The virtual world could be the next generation of the internet, the bank’s analysts said in a report.
The total addressable market (TAM) for the metaverse economy could be between $8 trillion and $13 trillion by 2030, with up to five billion users, but getting to that market level is going to require sizable infrastructure investment, Citi said in a report on Thursday.
- The metaverse is an immersive digital world created by the combination of virtual reality, augmented reality and the internet.
- The content streaming environment of the metaverse will likely need a “computational efficiency improvement over 1,000 times today’s levels,” the bank said, and investment will be required in areas such as storage, network infrastructure, consumer hardware and game development platforms.
- The metaverse concept isn’t new, the bank’s analysts noted. However, interest in the metaverse really began to snowball at the end of 2021 because of the rise in sales of non-fungible-tokens (NFTs) and big technology companies announcing their interest in the sector.
- NFTs are digital assets on a blockchain that represent ownership of virtual or physical items, and can be sold or traded.
- Currently the most popular way to experience the metaverse is by playing a video game on a virtual reality (VR) headset, Citi said, but it is possible that the “metaverse is moving towards becoming the next generation of the internet or Web 3.”
- “This ‘open metaverse’ would be community-owned, community-governed and a freely interoperable version that ensures privacy by design,” the report said. Its use cases include commerce, art, media, advertising, healthcare and social collaboration, it added.

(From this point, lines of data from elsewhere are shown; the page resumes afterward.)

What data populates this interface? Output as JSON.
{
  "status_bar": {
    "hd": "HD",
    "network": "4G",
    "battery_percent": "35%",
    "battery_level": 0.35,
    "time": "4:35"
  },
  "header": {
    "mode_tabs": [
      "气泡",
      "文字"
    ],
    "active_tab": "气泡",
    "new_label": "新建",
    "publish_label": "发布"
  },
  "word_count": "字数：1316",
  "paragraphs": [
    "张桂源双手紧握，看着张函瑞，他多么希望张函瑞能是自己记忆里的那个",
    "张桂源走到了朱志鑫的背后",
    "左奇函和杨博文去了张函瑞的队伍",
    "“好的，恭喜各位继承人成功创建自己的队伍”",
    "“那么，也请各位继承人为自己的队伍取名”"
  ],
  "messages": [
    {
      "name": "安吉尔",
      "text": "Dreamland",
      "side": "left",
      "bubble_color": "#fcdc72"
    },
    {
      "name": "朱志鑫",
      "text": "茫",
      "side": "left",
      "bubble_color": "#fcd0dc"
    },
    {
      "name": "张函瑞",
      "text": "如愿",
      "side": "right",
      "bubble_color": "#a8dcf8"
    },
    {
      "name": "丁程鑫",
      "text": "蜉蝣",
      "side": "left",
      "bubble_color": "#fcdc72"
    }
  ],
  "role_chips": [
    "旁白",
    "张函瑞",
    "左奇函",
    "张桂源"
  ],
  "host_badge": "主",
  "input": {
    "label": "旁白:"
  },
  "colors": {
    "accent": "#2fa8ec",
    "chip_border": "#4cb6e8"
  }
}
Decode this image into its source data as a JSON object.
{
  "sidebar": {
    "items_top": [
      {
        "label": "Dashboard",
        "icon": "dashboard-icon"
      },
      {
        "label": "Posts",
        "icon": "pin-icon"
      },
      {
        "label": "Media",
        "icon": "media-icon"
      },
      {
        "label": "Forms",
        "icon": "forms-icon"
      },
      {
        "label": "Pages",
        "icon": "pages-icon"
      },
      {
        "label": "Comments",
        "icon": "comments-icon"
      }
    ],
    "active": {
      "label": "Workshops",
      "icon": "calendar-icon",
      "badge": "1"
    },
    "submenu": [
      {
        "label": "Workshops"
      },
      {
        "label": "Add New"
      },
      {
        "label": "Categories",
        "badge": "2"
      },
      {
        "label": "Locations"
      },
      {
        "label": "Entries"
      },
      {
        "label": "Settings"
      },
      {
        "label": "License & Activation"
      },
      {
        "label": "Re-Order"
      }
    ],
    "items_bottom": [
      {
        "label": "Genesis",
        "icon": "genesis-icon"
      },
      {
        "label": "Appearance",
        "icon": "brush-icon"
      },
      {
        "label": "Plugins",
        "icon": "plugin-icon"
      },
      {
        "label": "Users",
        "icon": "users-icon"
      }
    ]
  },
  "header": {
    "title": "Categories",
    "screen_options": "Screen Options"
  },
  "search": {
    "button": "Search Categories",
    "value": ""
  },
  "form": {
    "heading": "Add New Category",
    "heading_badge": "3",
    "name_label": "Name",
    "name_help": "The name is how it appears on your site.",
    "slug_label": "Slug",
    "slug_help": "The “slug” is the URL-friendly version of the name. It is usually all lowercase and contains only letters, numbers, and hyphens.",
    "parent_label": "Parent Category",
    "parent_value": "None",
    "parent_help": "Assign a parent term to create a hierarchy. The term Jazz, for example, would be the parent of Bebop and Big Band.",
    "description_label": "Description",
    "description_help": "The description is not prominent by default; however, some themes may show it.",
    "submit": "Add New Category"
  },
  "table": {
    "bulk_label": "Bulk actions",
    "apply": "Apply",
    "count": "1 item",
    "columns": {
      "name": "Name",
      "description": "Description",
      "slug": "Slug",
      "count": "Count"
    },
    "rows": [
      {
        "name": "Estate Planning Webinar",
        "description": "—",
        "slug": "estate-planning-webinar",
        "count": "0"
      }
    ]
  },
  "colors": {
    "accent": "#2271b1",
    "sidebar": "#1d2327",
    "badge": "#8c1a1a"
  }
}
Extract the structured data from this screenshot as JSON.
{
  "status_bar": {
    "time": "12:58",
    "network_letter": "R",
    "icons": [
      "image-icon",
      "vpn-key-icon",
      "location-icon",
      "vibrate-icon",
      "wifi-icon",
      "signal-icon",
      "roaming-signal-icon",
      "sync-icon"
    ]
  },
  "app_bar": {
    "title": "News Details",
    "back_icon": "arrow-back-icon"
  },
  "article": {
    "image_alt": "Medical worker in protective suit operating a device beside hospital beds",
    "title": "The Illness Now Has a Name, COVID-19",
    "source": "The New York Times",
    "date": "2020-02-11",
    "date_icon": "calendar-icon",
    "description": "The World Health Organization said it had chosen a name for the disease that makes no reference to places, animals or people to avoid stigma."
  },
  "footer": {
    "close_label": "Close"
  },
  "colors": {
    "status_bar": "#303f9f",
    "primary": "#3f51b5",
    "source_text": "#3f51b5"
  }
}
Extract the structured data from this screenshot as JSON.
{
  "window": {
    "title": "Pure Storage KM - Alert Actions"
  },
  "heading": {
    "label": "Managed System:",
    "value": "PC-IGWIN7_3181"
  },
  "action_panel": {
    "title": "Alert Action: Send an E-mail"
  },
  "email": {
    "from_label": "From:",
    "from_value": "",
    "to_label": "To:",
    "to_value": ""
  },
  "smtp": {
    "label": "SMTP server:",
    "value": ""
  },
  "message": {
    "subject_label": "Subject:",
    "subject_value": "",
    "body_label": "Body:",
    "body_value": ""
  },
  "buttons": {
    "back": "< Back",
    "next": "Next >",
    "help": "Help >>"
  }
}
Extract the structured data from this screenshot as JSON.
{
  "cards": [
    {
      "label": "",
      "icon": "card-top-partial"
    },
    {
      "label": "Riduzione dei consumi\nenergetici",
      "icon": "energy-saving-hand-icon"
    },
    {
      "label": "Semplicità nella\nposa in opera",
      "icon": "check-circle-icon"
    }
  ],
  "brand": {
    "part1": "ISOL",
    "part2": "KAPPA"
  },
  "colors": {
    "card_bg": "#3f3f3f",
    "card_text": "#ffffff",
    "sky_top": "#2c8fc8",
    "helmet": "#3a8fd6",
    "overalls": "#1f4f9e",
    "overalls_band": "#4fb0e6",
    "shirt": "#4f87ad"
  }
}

- What counts as money in this open metaverse is expected to differ from the real world, with different forms of crypto currency expected to dominate, alongside fiat currencies, central bank digital currencies (CBDCs) and stablecoins, the report said.
- If the metaverse is the new iteration of the internet, it is likely to attract greater scrutiny from regulators, policymakers and governments, and issues such as anti-money laundering rules, the use of decentralized finance (DeFi), crypto assets and property rights will all have to be addressed, the note added.